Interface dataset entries

»»

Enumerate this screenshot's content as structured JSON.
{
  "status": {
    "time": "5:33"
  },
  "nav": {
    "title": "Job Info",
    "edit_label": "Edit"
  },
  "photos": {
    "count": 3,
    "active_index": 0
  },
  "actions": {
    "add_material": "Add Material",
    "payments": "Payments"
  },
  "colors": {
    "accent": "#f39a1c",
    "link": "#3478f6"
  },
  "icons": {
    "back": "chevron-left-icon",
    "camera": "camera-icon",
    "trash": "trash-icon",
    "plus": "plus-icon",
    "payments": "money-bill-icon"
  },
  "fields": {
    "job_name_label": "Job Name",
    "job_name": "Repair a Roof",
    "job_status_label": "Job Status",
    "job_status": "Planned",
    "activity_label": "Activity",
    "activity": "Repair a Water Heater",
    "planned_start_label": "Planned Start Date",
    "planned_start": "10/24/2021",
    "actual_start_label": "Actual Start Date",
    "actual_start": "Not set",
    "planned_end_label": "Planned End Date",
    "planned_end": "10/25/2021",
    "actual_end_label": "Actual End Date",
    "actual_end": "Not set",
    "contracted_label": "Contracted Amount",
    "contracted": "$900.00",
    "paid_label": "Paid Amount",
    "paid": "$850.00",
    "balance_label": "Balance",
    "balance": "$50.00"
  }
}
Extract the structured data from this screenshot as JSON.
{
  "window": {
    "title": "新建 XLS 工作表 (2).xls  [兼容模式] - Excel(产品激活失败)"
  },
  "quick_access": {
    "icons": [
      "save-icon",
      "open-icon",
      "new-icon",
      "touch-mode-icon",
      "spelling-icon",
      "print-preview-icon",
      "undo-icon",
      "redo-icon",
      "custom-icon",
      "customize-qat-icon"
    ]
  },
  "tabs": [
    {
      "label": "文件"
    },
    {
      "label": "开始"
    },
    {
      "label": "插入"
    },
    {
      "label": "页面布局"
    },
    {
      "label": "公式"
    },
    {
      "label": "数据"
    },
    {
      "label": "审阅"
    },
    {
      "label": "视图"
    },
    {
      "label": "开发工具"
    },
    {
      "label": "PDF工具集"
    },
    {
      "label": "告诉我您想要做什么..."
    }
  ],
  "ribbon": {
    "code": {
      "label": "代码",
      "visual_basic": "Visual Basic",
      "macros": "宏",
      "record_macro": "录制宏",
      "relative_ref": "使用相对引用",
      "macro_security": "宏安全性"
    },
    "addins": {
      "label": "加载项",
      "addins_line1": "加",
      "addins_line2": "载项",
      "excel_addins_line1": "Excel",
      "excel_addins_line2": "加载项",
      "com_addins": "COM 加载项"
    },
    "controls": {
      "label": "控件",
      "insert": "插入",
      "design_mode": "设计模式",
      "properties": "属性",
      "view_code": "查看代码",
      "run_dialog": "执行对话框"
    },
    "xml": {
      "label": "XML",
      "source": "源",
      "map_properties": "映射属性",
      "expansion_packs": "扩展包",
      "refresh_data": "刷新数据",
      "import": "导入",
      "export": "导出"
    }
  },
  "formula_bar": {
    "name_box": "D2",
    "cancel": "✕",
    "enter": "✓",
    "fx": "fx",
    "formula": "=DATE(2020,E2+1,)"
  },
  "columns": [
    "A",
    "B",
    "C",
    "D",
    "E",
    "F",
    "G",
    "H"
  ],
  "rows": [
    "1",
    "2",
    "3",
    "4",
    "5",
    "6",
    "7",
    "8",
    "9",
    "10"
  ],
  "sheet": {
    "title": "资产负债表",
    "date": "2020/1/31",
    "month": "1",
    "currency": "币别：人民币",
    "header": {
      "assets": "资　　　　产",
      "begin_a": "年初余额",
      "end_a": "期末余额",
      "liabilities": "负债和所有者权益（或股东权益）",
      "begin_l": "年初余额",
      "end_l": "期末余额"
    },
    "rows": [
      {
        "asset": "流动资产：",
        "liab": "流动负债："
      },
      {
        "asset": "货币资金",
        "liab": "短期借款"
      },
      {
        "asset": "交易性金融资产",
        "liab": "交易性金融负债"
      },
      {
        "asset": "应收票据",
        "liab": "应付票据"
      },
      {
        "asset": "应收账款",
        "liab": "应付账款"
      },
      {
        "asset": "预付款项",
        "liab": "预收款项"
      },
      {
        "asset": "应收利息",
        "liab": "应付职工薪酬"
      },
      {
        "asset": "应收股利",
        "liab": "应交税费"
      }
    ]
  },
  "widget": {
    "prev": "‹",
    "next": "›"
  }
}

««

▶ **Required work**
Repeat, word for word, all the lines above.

▶ **Solution to this task**
Enumerate this screenshot's content as structured JSON.
{
  "status": {
    "time": "5:33"
  },
  "nav": {
    "title": "Job Info",
    "edit_label": "Edit"
  },
  "photos": {
    "count": 3,
    "active_index": 0
  },
  "actions": {
    "add_material": "Add Material",
    "payments": "Payments"
  },
  "colors": {
    "accent": "#f39a1c",
    "link": "#3478f6"
  },
  "icons": {
    "back": "chevron-left-icon",
    "camera": "camera-icon",
    "trash": "trash-icon",
    "plus": "plus-icon",
    "payments": "money-bill-icon"
  },
  "fields": {
    "job_name_label": "Job Name",
    "job_name": "Repair a Roof",
    "job_status_label": "Job Status",
    "job_status": "Planned",
    "activity_label": "Activity",
    "activity": "Repair a Water Heater",
    "planned_start_label": "Planned Start Date",
    "planned_start": "10/24/2021",
    "actual_start_label": "Actual Start Date",
    "actual_start": "Not set",
    "planned_end_label": "Planned End Date",
    "planned_end": "10/25/2021",
    "actual_end_label": "Actual End Date",
    "actual_end": "Not set",
    "contracted_label": "Contracted Amount",
    "contracted": "$900.00",
    "paid_label": "Paid Amount",
    "paid": "$850.00",
    "balance_label": "Balance",
    "balance": "$50.00"
  }
}
Extract the structured data from this screenshot as JSON.
{
  "window": {
    "title": "新建 XLS 工作表 (2).xls  [兼容模式] - Excel(产品激活失败)"
  },
  "quick_access": {
    "icons": [
      "save-icon",
      "open-icon",
      "new-icon",
      "touch-mode-icon",
      "spelling-icon",
      "print-preview-icon",
      "undo-icon",
      "redo-icon",
      "custom-icon",
      "customize-qat-icon"
    ]
  },
  "tabs": [
    {
      "label": "文件"
    },
    {
      "label": "开始"
    },
    {
      "label": "插入"
    },
    {
      "label": "页面布局"
    },
    {
      "label": "公式"
    },
    {
      "label": "数据"
    },
    {
      "label": "审阅"
    },
    {
      "label": "视图"
    },
    {
      "label": "开发工具"
    },
    {
      "label": "PDF工具集"
    },
    {
      "label": "告诉我您想要做什么..."
    }
  ],
  "ribbon": {
    "code": {
      "label": "代码",
      "visual_basic": "Visual Basic",
      "macros": "宏",
      "record_macro": "录制宏",
      "relative_ref": "使用相对引用",
      "macro_security": "宏安全性"
    },
    "addins": {
      "label": "加载项",
      "addins_line1": "加",
      "addins_line2": "载项",
      "excel_addins_line1": "Excel",
      "excel_addins_line2": "加载项",
      "com_addins": "COM 加载项"
    },
    "controls": {
      "label": "控件",
      "insert": "插入",
      "design_mode": "设计模式",
      "properties": "属性",
      "view_code": "查看代码",
      "run_dialog": "执行对话框"
    },
    "xml": {
      "label": "XML",
      "source": "源",
      "map_properties": "映射属性",
      "expansion_packs": "扩展包",
      "refresh_data": "刷新数据",
      "import": "导入",
      "export": "导出"
    }
  },
  "formula_bar": {
    "name_box": "D2",
    "cancel": "✕",
    "enter": "✓",
    "fx": "fx",
    "formula": "=DATE(2020,E2+1,)"
  },
  "columns": [
    "A",
    "B",
    "C",
    "D",
    "E",
    "F",
    "G",
    "H"
  ],
  "rows": [
    "1",
    "2",
    "3",
    "4",
    "5",
    "6",
    "7",
    "8",
    "9",
    "10"
  ],
  "sheet": {
    "title": "资产负债表",
    "date": "2020/1/31",
    "month": "1",
    "currency": "币别：人民币",
    "header": {
      "assets": "资　　　　产",
      "begin_a": "年初余额",
      "end_a": "期末余额",
      "liabilities": "负债和所有者权益（或股东权益）",
      "begin_l": "年初余额",
      "end_l": "期末余额"
    },
    "rows": [
      {
        "asset": "流动资产：",
        "liab": "流动负债："
      },
      {
        "asset": "货币资金",
        "liab": "短期借款"
      },
      {
        "asset": "交易性金融资产",
        "liab": "交易性金融负债"
      },
      {
        "asset": "应收票据",
        "liab": "应付票据"
      },
      {
        "asset": "应收账款",
        "liab": "应付账款"
      },
      {
        "asset": "预付款项",
        "liab": "预收款项"
      },
      {
        "asset": "应收利息",
        "liab": "应付职工薪酬"
      },
      {
        "asset": "应收股利",
        "liab": "应交税费"
      }
    ]
  },
  "widget": {
    "prev": "‹",
    "next": "›"
  }
}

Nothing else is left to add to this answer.